Room: 
MoSE 3201A
Date: 
Tuesday, October 8, 2013 - 11:00am to 12:00pm

Redox Sensing by NF-κB: An Unprecedented Mechanism

Oxidative stress has been implicated in the pathogenesis of numerous diseases. Redox sensing mechanisms and regulation of redox-responsive tranLiu_20131004.jpgscription factors are required to detect and respond to oxidative threats. The transcription factor, nuclear factor κB (NF-κB) is a ubiquitous cellular regulator widely recognized as a critical mediator of intracellular signaling for immune and inflammatory response. Complex regulatory networks exist to ensure that NF-κB is only activated by appropriate stimuli and is then inactivated when no longer needed. NF-κB typically resides in the cytoplasm in an apparently inhibited state bound with an inhibitory protein known as IκBα. It has been established that NF-κB activation is first achieved by phosphorylation of the inhibitory protein IκBα to release NF-κB to their free forms. Once released, NF-κB proteins are translocated to the nucleus where, with the help of co-regulators, they will coordinate the cascade signaling responses to the external stimuli. At present, the precise roles played by co-regulators in the cell nucleus are poorly understood. In this presentation, I will describe our findings on the redox-sensing role of a non-heme Fe protein, Pirin, for NF-κB proteins. Pirin is a non-heme iron protein expressed in human tissues that, at its ferric oxidation state, forms tight complexes with inducible transcription factor NF-κB proteins and by doing so greatly modulates the transcriptional regulation activities of NF-κB (Liu et al., PNAS 2013, 110, 9722-9727). By performing biochemical, spectroscopic, and structural studies, a novel regulation mechanism is proposed. I will also present our latest progress in our molecular and cellular studies.
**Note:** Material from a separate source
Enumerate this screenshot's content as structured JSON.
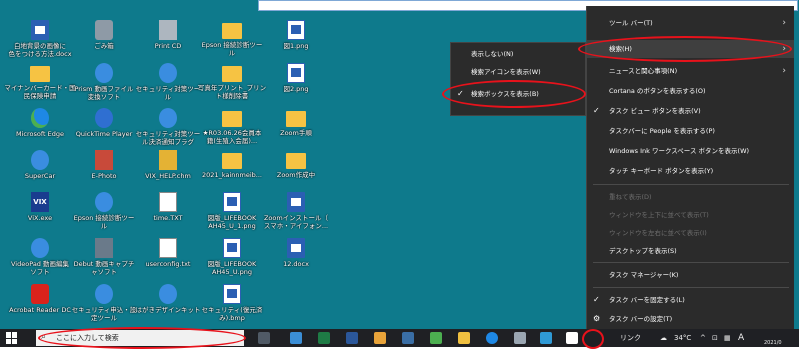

Contact Information: 

Prof. Amit Reddi (404-385-1428)

Map of Georgia Tech

School of Chemistry & Biochemistry

901 Atlantic Drive Atlanta, GA 30332-0400

(404) 894-4002 (phone) | (404) 894-7452 (fax)